Charlie Sexton of CS Fish, which operates in Ennis and Doonbeg, said that labour shortages are starting to become a
problem. “Every business would say now that they can’t get workers; every restaurant and hotel in the country would probably say it and we’re the same ourselves.”
He feels that but for the impact of Eastern European labour, many more businesses would be struggling to have the staff they need.
Derek Barrett runs Shannon company Peach Recruitment, which sources workers for companies across a variety of industries, and he says things have changed dramatically. “One thing that companies are learning is that they have to move quickly; organise interviews, second interviews and make an offer. A number of times recently it has maybe gone on the extra few weeks or the extra month and the candidate who may be getting an offer might have another offer on the table. That’s something that has happened a couple of times in the last quarter.”
In general, he says it is still possible to find people for vacancies, although there have been some shortages in IT. “Definitely in IT and on the software development side, they are finding it difficult to get the pipeline of people but in another couple of months, there will be graduates coming on stream. That’s an area where they probably will find it tightening up a bit.”
Brendan Reidy of Ennis Home Furniture said his own business has picked up in recent weeks, although that is more likely to be due to a new development there than any economic sea change. “We have been way busier in the last month because we opened a new showroom.”
However, he says even allowing for that, the turnaround has been very significant since the leaner times. “It’s massive.
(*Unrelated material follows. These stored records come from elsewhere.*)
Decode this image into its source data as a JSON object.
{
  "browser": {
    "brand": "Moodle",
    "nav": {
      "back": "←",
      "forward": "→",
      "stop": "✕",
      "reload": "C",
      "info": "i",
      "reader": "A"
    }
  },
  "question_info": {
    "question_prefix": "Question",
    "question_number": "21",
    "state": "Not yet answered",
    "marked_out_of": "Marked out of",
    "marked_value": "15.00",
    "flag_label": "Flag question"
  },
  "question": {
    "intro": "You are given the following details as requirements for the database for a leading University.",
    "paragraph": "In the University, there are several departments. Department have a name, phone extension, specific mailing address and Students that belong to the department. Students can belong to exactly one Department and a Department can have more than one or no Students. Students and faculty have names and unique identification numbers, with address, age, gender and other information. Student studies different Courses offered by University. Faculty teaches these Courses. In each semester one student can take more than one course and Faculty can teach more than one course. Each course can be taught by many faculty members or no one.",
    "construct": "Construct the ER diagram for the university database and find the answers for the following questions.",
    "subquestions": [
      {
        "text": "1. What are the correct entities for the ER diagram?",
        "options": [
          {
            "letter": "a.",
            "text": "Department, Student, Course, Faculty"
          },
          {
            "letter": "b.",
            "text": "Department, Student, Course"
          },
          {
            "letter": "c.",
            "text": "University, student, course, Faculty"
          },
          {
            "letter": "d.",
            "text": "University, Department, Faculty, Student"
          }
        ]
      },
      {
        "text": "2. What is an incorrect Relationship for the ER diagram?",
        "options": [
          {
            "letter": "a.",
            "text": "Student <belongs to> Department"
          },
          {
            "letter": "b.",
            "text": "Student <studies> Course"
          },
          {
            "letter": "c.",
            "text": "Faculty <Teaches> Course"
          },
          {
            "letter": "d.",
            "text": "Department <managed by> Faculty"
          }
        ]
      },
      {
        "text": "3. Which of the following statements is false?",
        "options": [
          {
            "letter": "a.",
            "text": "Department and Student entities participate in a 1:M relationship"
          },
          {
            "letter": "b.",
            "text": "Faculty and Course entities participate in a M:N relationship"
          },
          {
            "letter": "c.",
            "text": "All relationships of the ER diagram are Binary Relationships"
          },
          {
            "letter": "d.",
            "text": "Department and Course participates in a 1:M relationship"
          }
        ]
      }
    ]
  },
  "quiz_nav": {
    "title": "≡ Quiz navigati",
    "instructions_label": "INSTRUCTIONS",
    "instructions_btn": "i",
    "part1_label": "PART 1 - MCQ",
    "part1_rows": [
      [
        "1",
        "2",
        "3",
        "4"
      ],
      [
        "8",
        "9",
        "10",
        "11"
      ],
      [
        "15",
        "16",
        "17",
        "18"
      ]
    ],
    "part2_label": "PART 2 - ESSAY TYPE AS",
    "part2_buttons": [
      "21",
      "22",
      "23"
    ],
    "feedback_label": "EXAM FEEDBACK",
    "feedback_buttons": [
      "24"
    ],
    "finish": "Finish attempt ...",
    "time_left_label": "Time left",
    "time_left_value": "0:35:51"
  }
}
We opened in 2012 and it was the bottom of the barrel at that time; it’s been getting better every year since.”
Over the last 12 months, the numbers on the Live Register in Clare fell by almost 18%. There has been a decline of 27% on March 2017 and a massive 37% since March 2016.
While the extent of the recovery may sometimes be understated because of the continuing fears about Brexit, there is plenty of evidence that the county is in a far stronger position than it was just a few years ago.